Yes, the freedom Ubuntu brings into my life is one reason why Ubuntu is important to me. In general I value things free in nature: free will, free markets, freedom of speech, freedom of association, et cetera. Ubuntu brings me freedom in the software that I use. The obvious freedoms stem from the free software that makes the Ubuntu ecosystem: the freedom to use as I see fit, the freedom to study and enhance my knowledge of computing, the freedom to modify to my needs, and the freedom to distribute my modifications. But heck almost every Linux distribution gives me the same freedoms.

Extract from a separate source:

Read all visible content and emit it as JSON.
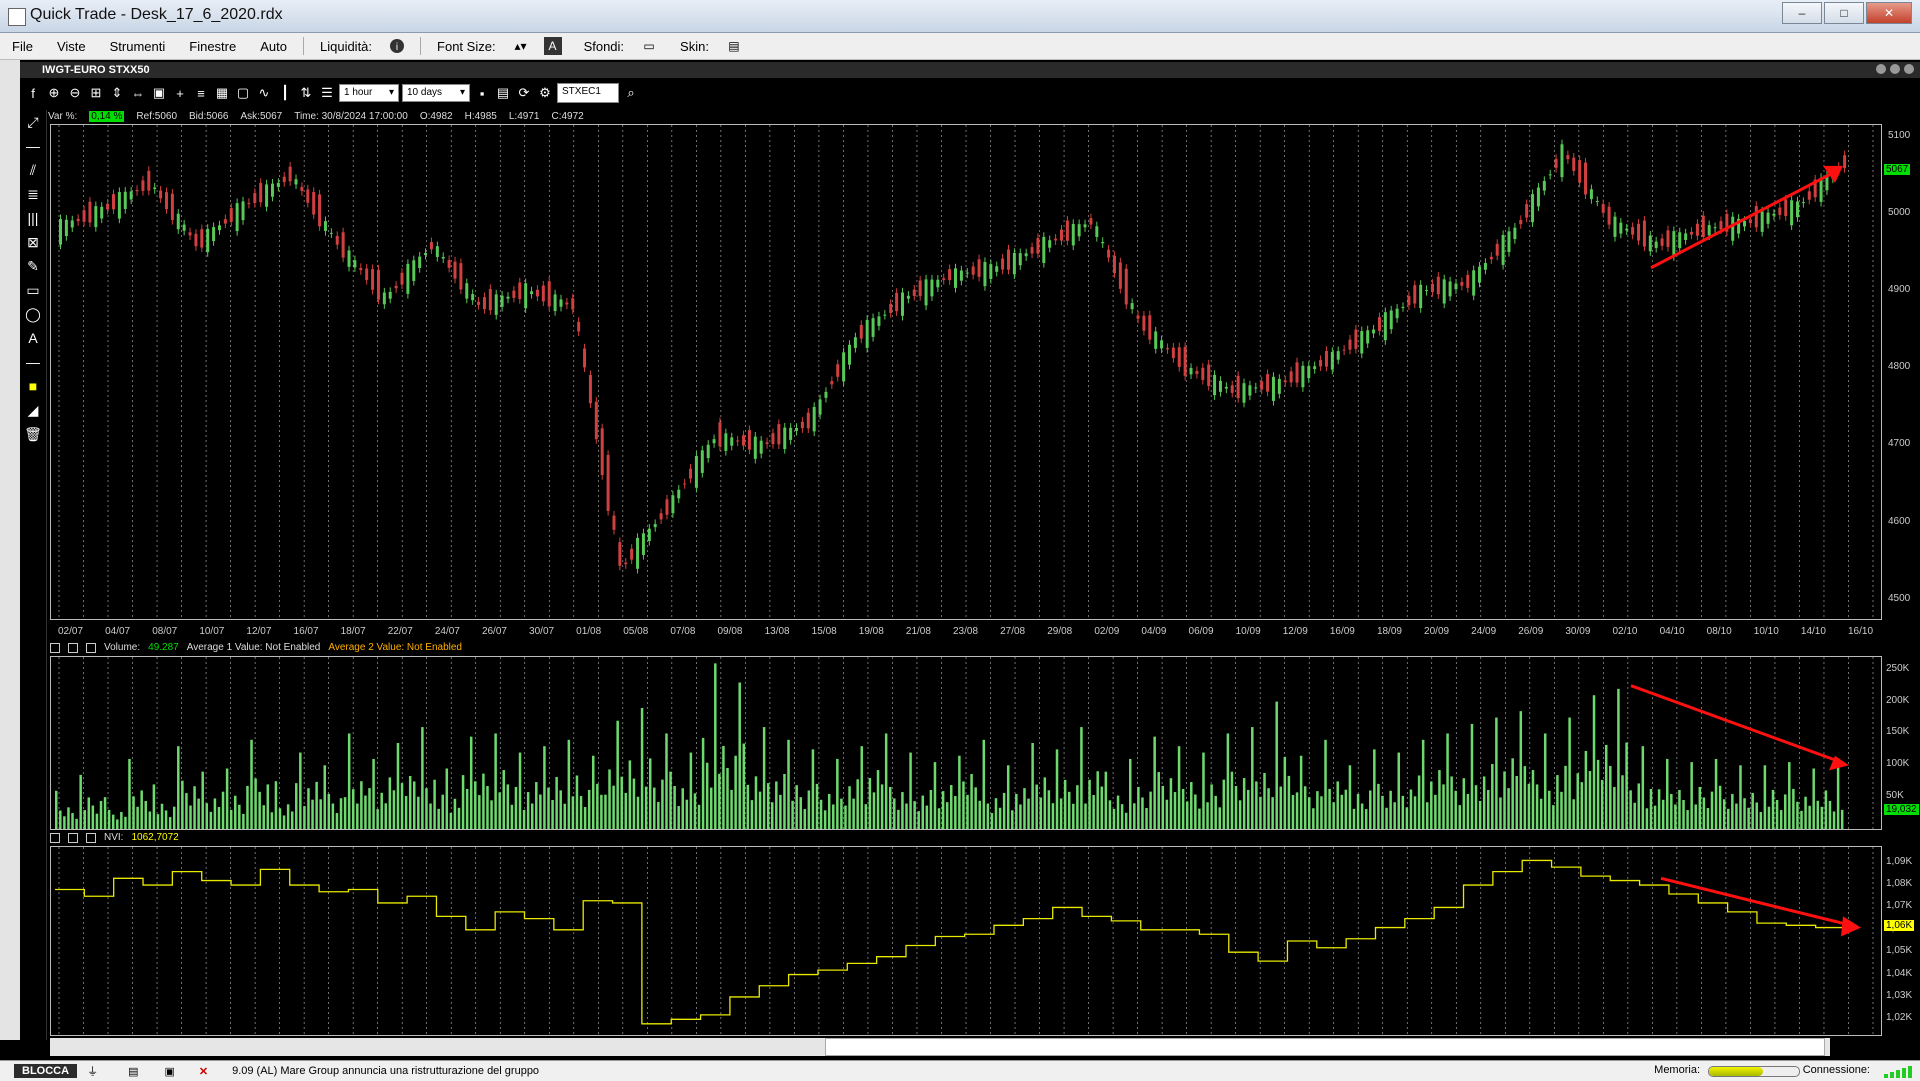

What differentiates Ubuntu Linux from other Linux distributions, are the more subtle freedoms. I have the freedom to setup technology to work the way I want it to work. Yet I also have the freedom of having the technology actually work. I have the freedom to choose between free and *gasp* non-free software. I have the freedom to access and install applications from one of the largest package repositories, aside from Debian. I have the freedom to choose where I get excellent support, from the community or from Canonical. I have the freedom of which architecture I want to run on. In essence, I have the freedom to use my computing resources as I see fit. You can’t get this on a Windows PC or a Mac.
The other reason Ubuntu is important is the reason why Ubuntu is so successful: the people involved. Without the strong, friendly community, the responsive developers and enlightened leaders in and around Ubuntu, this distribution would not exist. So thank you, all of you involved with Ubuntu. Thank you for your time, your effort, your contributions and your sense of humanity.